This week, the trial of former first lady Simone Gbagbo and 82 other individuals associated with former president Laurent Gbagbo was postponed this week. The accused face charges related to undermining state security. The International Federation for Human Rights (FIDH) called the trials an important milestone in the judicial process related to Côte d’Ivoire’s 2010 post-election violence, but emphasized that the most serious human rights abuses must also be prosecuted. The group said that this first trial of Simone Gbagbo—which does not involve charges of crimes against humanity and other international crimes—is a test for the Ivorian justice system. FIDH, along with Ivorian rights groups LIDHO and MIDH, also noted that Simone Gbagbo is wanted by the ICC for alleged crimes against humanity and should be transferred to the Court if Ivorian authorities are unable or unwilling to prosecute her on those charges.

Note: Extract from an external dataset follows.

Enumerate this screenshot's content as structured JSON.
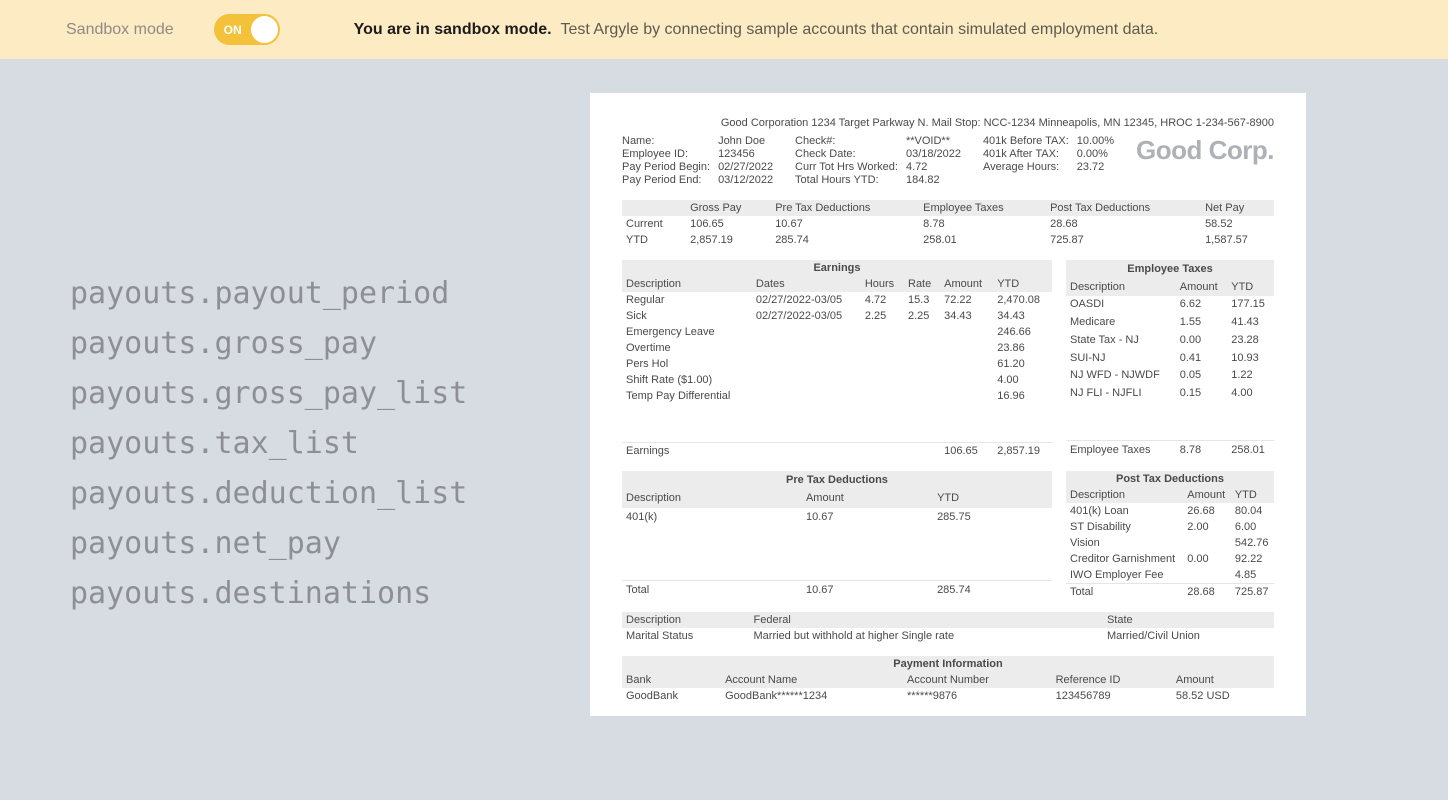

The Côte d’Ivoire Coalition for the ICC called for the Ivorian government to commit to justice for both sides of the 2010 post-election violence and to ensure that all trials are fair (in French). Ivoire Justice interviewed Charles Blé Goudé’s lawyer, who argued that the prosecution’s case against his client is weak (in French).
Germany gave Colombia $100 million for post-conflict reconstruction, including reparations (in Spanish).
Georgia’s parliament condemned a proposed treaty between Abkhazia and Russia as an attempt to annex the breakaway Georgian territory. Russia called Georgia’s comments dangerous speculation.
At least 30 people were killed in clashes between the Nigerian military and the Boko Haram in northeast Nigeria despite a recent truce, and reportedly abducted dozens of women and girls. Despite the violence, the Nigerian government said that the return of the over 200 girls abducted by the group is “inching closer.” A US-based Nigerian group wants the ICC to investigate alleged government sponsors of the Boko Haram.
Human Rights Watch (HRW) condemned the use of cluster munitions in Ukraine. Amnesty International (AI) found evidence of summary killings in eastern Ukraine.
Campaign for Global Justice
AI expects the next Ukrainian parliament to ratify the ICC Rome Statute.
Parliamentarians for Global Action organized meetings between ICC officials and a delegation from the Kurdistan Regional Government. The UN assistant secretary general for human rights said that Iraq should join the ICC.
In a Huffington Post op-ed, a Scottish MP argued that the United Kingdom shouldn’t try to stop Palestine from joining the ICC.
What else is happening?
FIDH, REDRESS, TRIAL and the European Center for Constitutional and Human Rights published a report on access to justice for victims of serious international crimes in the EU.
HRW called on Chad to try two alleged accomplices of Hissène Habré that it has refused to transfer to Senegal’s special court.
North Korea has reportedly started a diplomatic charm offensive to avoid an ICC referral, but a North Korean diplomat warned that any effort to bring North Korea’s leadership to the ICC would result in unspecified countermeasures. China expressed its opposition to a referral.
An Australian MP asked the ICC to investigate the Australian government’s alleged crimes against asylum seekers.
Want to receive news like this in your inbox? Sign up here for weekly mail updates.